## Exercise aim
Copy each line of the entries below that contains the string "could".

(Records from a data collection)
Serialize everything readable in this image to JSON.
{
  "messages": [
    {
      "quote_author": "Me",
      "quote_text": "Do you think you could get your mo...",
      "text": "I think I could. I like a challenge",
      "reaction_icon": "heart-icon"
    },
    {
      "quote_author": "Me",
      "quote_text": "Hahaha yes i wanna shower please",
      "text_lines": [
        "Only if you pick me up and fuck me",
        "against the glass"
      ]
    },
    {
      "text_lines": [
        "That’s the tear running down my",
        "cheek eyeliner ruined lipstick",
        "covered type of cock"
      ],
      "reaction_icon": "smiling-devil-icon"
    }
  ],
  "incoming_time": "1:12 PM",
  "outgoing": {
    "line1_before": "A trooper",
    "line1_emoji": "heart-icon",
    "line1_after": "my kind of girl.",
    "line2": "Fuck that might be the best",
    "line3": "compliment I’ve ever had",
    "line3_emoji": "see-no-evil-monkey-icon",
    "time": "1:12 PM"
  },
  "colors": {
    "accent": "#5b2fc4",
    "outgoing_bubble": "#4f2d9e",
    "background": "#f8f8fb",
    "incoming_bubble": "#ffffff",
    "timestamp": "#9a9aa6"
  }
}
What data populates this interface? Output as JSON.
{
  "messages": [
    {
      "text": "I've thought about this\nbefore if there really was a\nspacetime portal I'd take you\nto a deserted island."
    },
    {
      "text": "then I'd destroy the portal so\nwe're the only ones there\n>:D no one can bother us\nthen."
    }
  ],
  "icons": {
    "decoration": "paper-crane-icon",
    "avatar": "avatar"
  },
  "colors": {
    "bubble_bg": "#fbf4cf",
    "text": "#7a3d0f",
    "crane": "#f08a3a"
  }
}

## Reply
      "quote_text": "Do you think you could get your mo...",
      "text": "I think I could. I like a challenge",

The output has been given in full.